Top of DATA SUPPLIED

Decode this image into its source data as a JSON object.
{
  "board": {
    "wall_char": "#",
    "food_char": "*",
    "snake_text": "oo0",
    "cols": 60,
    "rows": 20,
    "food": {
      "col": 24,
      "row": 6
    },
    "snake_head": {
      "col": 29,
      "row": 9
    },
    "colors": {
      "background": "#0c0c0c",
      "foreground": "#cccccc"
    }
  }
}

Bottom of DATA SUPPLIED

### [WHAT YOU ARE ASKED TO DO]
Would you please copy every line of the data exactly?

### [ANSWER TO THE EXERCISE]
Decode this image into its source data as a JSON object.
{
  "board": {
    "wall_char": "#",
    "food_char": "*",
    "snake_text": "oo0",
    "cols": 60,
    "rows": 20,
    "food": {
      "col": 24,
      "row": 6
    },
    "snake_head": {
      "col": 29,
      "row": 9
    },
    "colors": {
      "background": "#0c0c0c",
      "foreground": "#cccccc"
    }
  }
}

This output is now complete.